          $output .= ‘<p>”‘. $item->model .'”</p>’
      $output .= ‘</div>’;
  $output .= ‘</div>’;
  echo $output;

Here we loop through the items and we output their properties.

When the widget is included in some of the registered sidebars, it will look like in the image:

When the dynamic sidebar is called in some of the pages, the rendered items will look like in the following picture:

Plugin files

If we want to make the entire functionality independent we should use separate .js and .css files for the customization of the items and their visual display. In that way, we can ensure that whenever the pluginwidgetsidebar is called it will work perfectly.

In the root directory of the plugin we will create two files:

  • salesforce-widget.js
  • salesforce-widget.css

These files should be registered before we can use them in the code.

 * Register the Salesforce js file
function register_salesforce_script(){
    wp_register_style(‘salesforce-widget-js’, plugins_url(‘/salesforce-widget.js’, __FILE__ ));
add_action( ‘wp_enqueue_scripts’, ‘register_salesforce_script’);
 * Register the Salesforce css file
function register_salesforce_style(){
    wp_register_style(‘salesforce-widget-css’, plugins_url(‘/salesforce-widget.css’, __FILE__ ));
add_action( ‘wp_enqueue_scripts’, ‘register_salesforce_style’);

After the registration we can update the widget () function, to include these files before the items are rendered and these custom changes are applied.

 * Include the Salesforce js file
 * Include the Salesforce css file

Final thoughts

In this blog post, we covered the main aspects of integrating Salesforce as a service API endpoint which contains Inventory items.

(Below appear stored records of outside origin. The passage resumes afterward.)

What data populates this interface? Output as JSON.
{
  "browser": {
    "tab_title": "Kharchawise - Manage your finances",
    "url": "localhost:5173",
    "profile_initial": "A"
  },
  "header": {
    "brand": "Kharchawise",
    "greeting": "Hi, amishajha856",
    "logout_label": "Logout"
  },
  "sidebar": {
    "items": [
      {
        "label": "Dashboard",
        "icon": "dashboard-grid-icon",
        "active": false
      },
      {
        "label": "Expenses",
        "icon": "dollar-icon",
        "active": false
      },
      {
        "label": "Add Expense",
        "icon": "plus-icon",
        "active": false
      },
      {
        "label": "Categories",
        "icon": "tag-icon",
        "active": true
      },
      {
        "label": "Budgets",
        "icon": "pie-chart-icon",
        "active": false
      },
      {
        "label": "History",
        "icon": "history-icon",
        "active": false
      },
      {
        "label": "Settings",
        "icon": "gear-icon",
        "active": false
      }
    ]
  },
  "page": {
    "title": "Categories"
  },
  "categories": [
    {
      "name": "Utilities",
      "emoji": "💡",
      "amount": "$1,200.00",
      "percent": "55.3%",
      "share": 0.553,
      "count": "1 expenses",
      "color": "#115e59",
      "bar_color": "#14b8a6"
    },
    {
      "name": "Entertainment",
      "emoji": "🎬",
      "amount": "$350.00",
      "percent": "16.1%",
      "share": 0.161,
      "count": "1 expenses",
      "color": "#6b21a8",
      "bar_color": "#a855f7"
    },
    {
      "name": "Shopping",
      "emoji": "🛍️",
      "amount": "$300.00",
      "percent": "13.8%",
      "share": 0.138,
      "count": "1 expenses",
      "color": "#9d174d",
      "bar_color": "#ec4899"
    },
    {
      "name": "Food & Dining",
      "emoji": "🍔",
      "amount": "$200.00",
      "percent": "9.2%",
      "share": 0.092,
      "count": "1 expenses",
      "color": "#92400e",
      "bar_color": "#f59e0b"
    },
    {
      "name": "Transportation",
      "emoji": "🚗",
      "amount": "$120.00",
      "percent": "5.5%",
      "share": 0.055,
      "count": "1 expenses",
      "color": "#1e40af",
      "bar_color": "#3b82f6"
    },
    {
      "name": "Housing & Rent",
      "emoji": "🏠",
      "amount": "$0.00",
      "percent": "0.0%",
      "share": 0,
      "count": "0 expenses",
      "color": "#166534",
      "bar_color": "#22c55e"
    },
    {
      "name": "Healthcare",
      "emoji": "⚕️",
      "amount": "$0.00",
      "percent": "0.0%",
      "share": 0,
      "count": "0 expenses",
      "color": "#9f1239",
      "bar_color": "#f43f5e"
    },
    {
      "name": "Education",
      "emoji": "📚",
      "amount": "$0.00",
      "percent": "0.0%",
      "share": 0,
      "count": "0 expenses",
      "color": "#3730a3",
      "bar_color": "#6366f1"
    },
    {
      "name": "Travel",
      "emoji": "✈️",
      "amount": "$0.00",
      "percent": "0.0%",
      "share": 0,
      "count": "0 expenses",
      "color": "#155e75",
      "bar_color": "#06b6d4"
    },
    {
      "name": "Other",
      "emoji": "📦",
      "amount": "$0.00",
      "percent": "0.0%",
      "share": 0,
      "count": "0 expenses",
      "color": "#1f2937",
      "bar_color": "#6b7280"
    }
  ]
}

This solution can be applied in real-life projects with some modifications that are not included here. For example, one important aspect is caching the data so we limit the number of requests that are sent, only to create a mechanism to automatically get a new token if the previous one has expired.

You can read a real case scenario of integration between WordPress and Salesforce on the following link: